Report back each line of the records that contains the string "this".

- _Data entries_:
**********
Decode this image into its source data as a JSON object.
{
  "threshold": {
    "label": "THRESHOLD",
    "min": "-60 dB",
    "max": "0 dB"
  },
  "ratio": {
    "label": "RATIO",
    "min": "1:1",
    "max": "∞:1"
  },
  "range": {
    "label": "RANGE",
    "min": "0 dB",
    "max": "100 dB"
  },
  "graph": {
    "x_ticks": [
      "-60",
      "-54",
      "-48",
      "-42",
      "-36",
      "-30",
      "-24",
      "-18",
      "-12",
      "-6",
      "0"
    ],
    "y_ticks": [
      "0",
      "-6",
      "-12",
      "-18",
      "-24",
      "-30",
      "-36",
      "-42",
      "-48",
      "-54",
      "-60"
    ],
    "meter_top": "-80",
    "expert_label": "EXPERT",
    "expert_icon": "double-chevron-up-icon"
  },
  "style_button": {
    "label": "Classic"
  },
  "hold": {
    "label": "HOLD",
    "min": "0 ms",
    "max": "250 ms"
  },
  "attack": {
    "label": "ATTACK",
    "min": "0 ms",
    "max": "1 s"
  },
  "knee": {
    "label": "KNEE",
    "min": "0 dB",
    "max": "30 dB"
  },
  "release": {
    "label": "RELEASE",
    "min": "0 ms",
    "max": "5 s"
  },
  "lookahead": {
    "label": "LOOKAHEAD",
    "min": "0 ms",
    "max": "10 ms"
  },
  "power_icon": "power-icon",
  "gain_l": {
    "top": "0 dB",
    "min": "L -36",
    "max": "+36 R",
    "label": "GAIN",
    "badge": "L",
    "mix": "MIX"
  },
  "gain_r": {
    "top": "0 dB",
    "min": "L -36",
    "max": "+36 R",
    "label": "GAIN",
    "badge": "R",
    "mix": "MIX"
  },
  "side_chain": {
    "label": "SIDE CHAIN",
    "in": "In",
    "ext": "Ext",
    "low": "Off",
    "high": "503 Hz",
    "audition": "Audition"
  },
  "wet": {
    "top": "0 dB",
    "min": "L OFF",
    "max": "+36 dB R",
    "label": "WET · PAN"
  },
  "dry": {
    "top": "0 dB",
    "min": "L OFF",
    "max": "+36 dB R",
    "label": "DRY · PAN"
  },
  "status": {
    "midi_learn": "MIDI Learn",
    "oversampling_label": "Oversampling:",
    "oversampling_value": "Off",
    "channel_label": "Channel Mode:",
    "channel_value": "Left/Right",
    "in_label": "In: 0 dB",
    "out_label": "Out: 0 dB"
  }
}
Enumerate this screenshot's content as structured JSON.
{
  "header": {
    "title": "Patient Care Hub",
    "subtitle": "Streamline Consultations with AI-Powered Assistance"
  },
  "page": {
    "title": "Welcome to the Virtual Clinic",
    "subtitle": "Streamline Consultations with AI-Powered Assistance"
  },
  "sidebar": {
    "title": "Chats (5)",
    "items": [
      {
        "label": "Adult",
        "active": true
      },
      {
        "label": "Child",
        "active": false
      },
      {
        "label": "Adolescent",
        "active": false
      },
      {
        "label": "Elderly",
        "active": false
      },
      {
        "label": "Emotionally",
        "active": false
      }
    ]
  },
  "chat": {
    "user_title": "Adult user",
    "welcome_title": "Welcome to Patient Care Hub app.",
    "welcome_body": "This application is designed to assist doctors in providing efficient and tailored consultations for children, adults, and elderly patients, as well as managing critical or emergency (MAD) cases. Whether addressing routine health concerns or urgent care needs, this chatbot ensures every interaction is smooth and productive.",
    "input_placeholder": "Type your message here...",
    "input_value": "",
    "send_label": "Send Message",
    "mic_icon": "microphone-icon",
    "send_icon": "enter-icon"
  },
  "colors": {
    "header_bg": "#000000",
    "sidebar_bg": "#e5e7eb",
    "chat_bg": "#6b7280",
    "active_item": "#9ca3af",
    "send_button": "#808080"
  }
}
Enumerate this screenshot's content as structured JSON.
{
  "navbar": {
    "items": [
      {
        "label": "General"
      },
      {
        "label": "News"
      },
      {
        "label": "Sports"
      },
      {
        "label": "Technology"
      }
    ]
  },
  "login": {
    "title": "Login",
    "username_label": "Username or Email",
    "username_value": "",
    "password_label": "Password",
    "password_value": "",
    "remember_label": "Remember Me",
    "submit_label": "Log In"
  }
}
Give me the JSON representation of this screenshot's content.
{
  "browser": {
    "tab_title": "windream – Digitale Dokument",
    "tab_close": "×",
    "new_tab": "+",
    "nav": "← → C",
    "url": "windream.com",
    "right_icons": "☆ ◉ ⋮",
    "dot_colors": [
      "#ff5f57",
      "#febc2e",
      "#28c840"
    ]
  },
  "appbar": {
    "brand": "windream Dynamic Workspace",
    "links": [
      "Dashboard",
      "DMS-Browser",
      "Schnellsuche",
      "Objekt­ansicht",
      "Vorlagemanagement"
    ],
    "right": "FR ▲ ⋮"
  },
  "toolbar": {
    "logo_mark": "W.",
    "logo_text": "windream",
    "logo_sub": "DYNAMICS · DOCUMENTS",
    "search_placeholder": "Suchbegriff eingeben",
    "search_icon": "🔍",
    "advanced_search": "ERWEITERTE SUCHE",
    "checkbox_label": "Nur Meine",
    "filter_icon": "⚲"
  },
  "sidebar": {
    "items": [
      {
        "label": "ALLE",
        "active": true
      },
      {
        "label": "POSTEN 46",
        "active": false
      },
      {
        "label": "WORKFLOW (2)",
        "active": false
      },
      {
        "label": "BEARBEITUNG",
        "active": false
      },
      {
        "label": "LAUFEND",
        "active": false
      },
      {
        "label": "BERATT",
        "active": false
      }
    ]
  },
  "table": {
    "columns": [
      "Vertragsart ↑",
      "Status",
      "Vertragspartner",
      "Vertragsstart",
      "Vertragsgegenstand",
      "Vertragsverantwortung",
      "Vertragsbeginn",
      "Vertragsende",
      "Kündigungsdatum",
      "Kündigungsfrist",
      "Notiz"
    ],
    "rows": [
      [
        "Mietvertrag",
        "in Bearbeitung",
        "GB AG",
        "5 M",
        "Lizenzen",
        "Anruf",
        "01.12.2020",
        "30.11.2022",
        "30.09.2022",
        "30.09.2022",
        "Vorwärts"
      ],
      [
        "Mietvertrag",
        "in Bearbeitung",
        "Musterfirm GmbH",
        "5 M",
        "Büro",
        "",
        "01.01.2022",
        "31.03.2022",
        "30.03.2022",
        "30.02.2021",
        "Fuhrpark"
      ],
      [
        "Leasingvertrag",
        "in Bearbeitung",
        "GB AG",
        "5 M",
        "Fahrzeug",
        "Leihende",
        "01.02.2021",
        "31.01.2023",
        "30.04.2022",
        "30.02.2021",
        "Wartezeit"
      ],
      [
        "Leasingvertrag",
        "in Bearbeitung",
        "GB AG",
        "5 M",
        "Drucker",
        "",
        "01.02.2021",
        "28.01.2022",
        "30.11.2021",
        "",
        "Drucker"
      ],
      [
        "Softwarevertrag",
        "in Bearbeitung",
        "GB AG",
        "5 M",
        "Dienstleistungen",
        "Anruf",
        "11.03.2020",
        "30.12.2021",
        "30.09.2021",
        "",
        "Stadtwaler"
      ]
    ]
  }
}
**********
- _TASK ANSWER_:
Decode this image into its source data as a JSON object.
Enumerate this screenshot's content as structured JSON.
    "welcome_body": "This application is designed to assist doctors in providing efficient and tailored consultations for children, adults, and elderly patients, as well as managing critical or emergency (MAD) cases. Whether addressing routine health concerns or urgent care needs, this chatbot ensures every interaction is smooth and productive.",
Enumerate this screenshot's content as structured JSON.
Give me the JSON representation of this screenshot's content.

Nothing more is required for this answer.